=== Supplied material ===
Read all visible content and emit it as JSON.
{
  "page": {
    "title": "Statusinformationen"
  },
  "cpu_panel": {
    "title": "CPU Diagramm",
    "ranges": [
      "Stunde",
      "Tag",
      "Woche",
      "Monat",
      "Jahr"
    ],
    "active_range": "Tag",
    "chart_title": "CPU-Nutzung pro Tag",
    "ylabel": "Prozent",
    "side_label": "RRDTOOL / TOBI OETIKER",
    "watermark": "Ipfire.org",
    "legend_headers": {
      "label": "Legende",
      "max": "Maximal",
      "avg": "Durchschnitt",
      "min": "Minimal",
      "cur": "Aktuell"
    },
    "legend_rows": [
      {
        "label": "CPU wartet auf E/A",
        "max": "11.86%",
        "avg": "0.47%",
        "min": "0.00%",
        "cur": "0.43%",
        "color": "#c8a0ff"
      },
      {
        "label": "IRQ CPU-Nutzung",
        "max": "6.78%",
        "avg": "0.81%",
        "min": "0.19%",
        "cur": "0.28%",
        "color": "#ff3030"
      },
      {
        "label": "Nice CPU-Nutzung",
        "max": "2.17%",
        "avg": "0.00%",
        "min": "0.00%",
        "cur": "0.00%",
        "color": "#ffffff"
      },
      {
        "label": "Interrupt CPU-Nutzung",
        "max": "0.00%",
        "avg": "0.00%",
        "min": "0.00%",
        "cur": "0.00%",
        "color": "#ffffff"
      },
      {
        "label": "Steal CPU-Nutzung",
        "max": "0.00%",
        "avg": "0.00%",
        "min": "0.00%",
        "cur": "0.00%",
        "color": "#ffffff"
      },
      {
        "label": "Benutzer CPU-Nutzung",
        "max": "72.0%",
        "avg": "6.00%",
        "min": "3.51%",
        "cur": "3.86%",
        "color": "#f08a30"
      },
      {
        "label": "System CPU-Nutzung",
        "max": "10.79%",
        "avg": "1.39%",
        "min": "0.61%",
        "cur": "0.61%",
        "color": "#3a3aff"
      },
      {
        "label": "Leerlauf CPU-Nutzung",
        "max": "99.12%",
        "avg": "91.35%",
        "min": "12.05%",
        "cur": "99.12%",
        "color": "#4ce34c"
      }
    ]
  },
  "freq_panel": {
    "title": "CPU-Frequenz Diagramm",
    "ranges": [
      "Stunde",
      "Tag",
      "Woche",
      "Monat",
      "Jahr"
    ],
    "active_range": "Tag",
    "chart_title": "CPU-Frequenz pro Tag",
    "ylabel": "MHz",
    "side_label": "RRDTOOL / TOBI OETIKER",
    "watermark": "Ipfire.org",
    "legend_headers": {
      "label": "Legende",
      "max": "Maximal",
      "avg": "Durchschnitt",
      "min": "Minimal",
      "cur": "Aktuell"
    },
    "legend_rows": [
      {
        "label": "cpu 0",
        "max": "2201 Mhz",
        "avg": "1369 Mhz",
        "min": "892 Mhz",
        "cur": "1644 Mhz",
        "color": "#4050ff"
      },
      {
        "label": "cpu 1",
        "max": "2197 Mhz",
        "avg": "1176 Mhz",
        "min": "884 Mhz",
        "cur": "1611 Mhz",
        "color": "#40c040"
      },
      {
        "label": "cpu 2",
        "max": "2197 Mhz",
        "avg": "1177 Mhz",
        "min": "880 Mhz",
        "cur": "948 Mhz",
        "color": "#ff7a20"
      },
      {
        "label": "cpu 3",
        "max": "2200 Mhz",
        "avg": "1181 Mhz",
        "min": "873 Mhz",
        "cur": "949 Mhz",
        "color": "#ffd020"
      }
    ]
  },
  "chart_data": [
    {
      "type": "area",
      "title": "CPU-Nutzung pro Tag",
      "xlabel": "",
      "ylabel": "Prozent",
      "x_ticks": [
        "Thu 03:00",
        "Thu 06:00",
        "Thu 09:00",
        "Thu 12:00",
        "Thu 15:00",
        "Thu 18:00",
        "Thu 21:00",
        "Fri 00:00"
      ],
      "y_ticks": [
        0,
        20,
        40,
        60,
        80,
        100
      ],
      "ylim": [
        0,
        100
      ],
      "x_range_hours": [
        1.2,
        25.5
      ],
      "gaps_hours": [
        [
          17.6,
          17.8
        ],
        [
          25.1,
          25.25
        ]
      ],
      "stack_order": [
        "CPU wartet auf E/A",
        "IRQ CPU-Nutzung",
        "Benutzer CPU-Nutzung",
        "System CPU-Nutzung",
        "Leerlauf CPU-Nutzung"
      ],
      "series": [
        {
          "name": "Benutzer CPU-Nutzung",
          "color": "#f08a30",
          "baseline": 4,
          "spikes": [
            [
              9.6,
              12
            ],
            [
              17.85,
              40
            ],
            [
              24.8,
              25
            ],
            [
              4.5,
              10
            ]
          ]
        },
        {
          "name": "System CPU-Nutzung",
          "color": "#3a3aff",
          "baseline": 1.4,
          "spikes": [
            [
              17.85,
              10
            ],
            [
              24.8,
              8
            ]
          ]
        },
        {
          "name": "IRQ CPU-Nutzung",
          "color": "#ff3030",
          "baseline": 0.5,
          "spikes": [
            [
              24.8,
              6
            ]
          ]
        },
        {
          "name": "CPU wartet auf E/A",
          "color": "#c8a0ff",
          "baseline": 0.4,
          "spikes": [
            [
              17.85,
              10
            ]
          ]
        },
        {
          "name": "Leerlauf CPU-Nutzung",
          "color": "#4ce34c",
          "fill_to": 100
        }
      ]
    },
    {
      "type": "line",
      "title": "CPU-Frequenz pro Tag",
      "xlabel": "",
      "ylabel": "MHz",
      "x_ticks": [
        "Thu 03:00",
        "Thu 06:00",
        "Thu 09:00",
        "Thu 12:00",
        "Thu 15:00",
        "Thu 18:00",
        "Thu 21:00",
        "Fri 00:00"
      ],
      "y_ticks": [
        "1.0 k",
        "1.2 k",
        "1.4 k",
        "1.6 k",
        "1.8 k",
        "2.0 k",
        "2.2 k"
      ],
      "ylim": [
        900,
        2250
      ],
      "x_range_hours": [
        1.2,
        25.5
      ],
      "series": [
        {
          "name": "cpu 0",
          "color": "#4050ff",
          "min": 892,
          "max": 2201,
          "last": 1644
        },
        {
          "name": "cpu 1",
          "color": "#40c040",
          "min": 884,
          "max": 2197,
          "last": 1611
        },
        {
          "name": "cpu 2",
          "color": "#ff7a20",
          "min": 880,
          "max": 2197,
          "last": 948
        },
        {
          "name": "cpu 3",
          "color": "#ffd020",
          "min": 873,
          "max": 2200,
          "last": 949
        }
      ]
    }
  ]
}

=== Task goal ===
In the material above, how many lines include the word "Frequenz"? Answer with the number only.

=== Exercise answer ===
3